The chaos on Capitol Hill should remind us that we're not insulated from the national discussion (if you could call it that - I have doubts) on when and how we should invest in our future. The old maxim that we can't apply science unless the science is there to apply holds more than ever. So we continue to track the budget bills in Congress in as much detail as we can. The House started the process and, not surprisingly, set a low target for federal agency funding. This is ahistorical trend, amplified by the current political rhetoric. If the Senate follows recent practice, it will boost science funding relative to the House mark. The House and Senate bills are reconciled in conference before the final appropriations language is sent back to both houses for the floor vote; that is where the real work occurs. Every once in a while, some member throws a monkey wrench into the works. This time, the House member carrying the water for the authorization of an important hazard reduction program had to resign because of...well, you know.
This afternoon marks a transition point and a sensitive time for our colleagues in the IRI. Sadly, many are leaving because of externally imposed budget constraints. Several have found positions at Lamont, the EI, and Columbia, or have gone elsewhere. The IRI itself has gone through a major reorganization and planning effort. Whatever the future holds for those who are leaving us, they have been, and will remain, our colleagues in the pursuit of the best science and the development of critical applications. Some parts of our world have changed - indeed, some people are alive - because of what they have done.
Barb Charbonnet and I had an engrossing and fruitful conversation this week with one of the younger members of our Advisory Board. He's part of a certain cohort that's not waiting for government action on climate change and is, instead, testing new ideas in the world of real economies. And there is a direct path between the production of our kind of knowledge and these real-world experiments. I suspect youth is a factor here; perhaps all our legislative bodies need is a generational shift in their demographies. If there are more like him, and there must be, there's reason for optimism.
We've had discussions this week in OMG and Excom about future educational strategies at Lamont, particularly in the realm of professional masters programs. There's consensus that we should move forward, together with the EI, on developing a way for Lamonters to participate in the design and delivery of these programs in a way that makes sense for us. I will work with the Associate Directors over the next few weeks to develop an approach. We will also discuss how K-12 activities fit into a broader strategy.

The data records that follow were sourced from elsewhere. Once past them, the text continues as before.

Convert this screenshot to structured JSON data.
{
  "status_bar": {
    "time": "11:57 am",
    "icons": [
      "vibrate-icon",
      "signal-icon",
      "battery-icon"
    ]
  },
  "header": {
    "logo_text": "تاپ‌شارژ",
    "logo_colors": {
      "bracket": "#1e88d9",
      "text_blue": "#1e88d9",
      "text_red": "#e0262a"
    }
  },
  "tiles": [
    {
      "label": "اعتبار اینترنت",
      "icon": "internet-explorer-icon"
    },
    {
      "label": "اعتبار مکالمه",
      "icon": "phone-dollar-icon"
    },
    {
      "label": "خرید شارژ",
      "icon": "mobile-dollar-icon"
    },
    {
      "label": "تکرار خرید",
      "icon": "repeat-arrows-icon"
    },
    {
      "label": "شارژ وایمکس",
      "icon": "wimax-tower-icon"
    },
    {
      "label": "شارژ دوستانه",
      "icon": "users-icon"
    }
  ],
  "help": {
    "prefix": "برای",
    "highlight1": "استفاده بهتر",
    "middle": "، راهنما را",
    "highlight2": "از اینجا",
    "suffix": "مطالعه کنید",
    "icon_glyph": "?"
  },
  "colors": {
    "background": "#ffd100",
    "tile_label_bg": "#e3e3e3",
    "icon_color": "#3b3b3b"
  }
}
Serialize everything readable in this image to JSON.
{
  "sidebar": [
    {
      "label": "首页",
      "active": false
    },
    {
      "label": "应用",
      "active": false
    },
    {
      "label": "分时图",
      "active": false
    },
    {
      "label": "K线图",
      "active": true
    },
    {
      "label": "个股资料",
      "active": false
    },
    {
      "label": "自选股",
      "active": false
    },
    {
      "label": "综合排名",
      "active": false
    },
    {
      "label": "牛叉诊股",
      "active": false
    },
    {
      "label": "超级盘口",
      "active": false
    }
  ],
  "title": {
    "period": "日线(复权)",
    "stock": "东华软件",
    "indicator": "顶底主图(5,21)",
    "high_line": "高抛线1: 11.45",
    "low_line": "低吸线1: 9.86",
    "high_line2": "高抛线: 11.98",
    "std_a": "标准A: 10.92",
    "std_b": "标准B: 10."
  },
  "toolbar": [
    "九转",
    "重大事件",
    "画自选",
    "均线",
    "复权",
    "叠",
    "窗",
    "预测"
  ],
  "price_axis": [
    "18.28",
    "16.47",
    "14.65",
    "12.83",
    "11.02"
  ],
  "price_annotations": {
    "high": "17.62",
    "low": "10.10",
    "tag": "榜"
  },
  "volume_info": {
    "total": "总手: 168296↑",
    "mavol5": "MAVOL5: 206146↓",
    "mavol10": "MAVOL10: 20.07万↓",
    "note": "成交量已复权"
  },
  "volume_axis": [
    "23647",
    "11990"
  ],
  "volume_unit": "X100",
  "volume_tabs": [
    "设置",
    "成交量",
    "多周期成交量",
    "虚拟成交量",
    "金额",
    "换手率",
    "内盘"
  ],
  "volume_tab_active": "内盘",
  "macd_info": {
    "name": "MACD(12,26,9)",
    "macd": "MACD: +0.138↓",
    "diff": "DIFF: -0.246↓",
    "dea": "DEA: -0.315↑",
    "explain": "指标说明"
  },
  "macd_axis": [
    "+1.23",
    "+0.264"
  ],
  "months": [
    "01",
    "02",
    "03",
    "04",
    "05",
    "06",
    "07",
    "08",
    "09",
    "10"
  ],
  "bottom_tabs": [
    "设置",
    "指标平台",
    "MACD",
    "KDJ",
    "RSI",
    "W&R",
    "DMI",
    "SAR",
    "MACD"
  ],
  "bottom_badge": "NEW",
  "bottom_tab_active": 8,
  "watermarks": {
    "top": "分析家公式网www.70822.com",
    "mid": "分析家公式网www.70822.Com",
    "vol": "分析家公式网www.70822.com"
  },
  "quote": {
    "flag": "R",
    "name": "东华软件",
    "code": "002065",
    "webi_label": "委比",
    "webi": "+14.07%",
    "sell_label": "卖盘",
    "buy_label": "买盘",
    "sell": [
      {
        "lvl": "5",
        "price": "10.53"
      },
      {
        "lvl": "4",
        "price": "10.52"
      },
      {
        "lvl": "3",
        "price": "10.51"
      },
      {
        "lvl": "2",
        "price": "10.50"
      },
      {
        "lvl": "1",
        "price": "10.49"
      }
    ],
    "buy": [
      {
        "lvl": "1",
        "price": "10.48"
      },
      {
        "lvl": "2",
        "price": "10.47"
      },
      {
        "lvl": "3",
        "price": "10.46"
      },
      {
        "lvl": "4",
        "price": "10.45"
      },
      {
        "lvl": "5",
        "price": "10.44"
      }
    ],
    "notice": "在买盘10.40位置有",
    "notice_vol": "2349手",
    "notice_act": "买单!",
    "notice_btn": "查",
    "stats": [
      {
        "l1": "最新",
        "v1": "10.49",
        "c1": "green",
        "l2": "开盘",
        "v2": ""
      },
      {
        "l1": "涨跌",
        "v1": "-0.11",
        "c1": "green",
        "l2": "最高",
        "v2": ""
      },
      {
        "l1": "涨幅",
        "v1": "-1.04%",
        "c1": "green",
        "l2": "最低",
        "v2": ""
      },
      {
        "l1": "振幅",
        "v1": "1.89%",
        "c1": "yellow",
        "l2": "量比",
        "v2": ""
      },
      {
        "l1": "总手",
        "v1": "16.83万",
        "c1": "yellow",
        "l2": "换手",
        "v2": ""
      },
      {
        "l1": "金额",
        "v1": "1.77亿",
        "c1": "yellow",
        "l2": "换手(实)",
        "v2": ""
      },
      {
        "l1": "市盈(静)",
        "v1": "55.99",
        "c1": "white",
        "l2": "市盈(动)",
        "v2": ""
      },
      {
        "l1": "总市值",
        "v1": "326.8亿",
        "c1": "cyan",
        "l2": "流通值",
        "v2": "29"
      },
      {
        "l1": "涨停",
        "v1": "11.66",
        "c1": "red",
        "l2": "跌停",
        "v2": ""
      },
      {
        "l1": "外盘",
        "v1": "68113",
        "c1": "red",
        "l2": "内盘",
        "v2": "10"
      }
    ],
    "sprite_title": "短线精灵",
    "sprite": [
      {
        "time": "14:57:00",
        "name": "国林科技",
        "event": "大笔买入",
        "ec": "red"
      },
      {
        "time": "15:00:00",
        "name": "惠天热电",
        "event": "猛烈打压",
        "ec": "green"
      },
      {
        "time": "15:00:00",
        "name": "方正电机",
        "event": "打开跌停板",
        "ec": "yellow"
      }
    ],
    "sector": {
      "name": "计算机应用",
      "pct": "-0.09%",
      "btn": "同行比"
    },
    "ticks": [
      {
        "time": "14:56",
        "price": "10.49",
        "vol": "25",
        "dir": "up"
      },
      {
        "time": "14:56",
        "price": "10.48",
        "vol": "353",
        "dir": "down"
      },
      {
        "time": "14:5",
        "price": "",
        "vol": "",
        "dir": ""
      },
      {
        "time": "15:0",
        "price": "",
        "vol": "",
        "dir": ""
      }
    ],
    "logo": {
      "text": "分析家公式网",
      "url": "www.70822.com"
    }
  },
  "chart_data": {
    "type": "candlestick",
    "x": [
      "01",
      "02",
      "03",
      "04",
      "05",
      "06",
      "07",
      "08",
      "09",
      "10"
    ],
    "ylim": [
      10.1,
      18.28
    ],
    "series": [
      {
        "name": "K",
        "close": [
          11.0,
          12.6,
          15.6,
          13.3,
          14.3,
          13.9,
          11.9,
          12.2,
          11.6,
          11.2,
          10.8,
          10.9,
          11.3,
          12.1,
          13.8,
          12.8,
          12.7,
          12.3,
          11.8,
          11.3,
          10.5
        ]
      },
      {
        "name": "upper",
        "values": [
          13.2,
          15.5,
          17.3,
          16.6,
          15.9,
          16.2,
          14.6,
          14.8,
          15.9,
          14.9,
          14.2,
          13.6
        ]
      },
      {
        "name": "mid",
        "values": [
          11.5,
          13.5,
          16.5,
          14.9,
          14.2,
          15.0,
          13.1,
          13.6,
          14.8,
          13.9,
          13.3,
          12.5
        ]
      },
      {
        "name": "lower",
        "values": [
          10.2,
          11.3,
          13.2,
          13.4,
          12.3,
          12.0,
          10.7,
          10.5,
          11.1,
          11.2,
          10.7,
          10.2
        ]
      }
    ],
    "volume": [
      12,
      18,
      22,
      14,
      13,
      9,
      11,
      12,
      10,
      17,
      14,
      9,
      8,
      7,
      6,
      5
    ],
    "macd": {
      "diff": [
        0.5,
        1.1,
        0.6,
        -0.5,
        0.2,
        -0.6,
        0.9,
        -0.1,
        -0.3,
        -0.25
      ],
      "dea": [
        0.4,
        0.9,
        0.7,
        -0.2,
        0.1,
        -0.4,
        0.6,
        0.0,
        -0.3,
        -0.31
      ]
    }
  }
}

Pat Malone, a stalwart of the Core Lab, is retiring after a quarter-century of service. (That's "real" time, Pat, not Columbia time.) Our best wishes go out to Pat and her husband, Richard, as they explore the next phase of their lives. Bon voyage!